Although there are Florida ethics opinions written on the issue of use of the term “judge” by a former judge who is actively engaged in the practice of law, those opinions were written before the current lawyer advertising rules and before the creation of the Standing Committee on Advertising. For example, Florida Ethics Opinion 73-27 concludes that a lawyer who is a former municipal judge may not permit the lawyer’s telephone answering service to answer “Judge X’s office.” Similarly, Florida Ethics Opinion 73-31 determined that a former judge who is actively practicing law may not use a nameplate using “Judge X” on the lawyer’s door or desk. Florida Ethics Opinion 75-34 states that a former judge who practices law and serves as a corporate officer may not use “Judge X” on corporate stationary or let corporate employees refer to the lawyer as “Judge” when communicating with third persons.
The American Bar Association has taken a similar position, indicating that former judges should not use the titles of either “Judge” or “The Honorable” while engaged in the practice of law, including answering the telephone “Judge X’s Office,” having “Judge X” on a nameplate, or using “Judge X.” See ABA Formal Opinion 95-391 (1995). The ABA opinion cites concerns that such references are misleading, and may “exaggerate the influence the lawyer may be able to wield.”
The Standing Committee on Advertising agrees with the Florida and ABA ethics opinions.
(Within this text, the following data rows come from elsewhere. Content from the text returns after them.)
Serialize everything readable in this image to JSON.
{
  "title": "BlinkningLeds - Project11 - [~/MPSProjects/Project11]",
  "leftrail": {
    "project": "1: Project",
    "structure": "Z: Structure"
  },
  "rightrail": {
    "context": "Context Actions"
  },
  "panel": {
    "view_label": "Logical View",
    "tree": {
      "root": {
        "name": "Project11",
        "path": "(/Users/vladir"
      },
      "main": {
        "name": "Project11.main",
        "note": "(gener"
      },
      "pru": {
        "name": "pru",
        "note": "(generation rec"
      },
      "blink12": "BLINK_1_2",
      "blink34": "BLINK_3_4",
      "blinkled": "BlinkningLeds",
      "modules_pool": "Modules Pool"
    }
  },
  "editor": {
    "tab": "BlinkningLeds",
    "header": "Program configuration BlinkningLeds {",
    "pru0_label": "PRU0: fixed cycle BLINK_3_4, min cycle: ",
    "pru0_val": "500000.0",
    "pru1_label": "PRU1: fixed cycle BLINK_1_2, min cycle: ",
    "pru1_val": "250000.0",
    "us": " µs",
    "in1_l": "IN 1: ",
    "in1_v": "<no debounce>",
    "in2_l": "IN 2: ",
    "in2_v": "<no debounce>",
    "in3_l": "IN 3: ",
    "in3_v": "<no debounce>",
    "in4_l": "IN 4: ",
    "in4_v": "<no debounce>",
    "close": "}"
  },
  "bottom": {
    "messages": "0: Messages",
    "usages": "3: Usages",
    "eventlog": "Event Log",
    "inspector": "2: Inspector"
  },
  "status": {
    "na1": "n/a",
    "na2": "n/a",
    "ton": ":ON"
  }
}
Florida Bar rules prohibit lawyers from making false, misleading, or deceptive communications about their services, whether they are misleading by omission or commission. Rule 4-7.2(c)(1), Rules Regulating The Florida Bar. Additionally, a lawyer may not “state or imply an ability to influence improperly a government agency or official or to achieve results by means that violate the Rules of Professional Conduct or other law.” Rule 4-8.4(e), Rules Regulating The Florida Bar. The Committee is of the opinion that lawyers should not use the term “Judge” preceding their names, regardless of whether a modifier such as “former” or “retired” is used, when they are actively engaged in the practice of law after leaving the bench. Such a use is misleading, as the person is no longer a judge, and it may lead the public to believe that the person has an ability to exert improper influence in the judicial system. The Committee therefore finds it improper to use the term as a title, or to use the term in any way that states or implies that the former judge or justice has special influence. On the other hand, the Committee believes that lawyers may properly provide accurate and truthful information to the public about their prior judicial experience. For example, a former judge may include in advertisements an accurate and truthful statement that he or she is a “retired circuit judge,” “former county judge” or “former general magistrate.”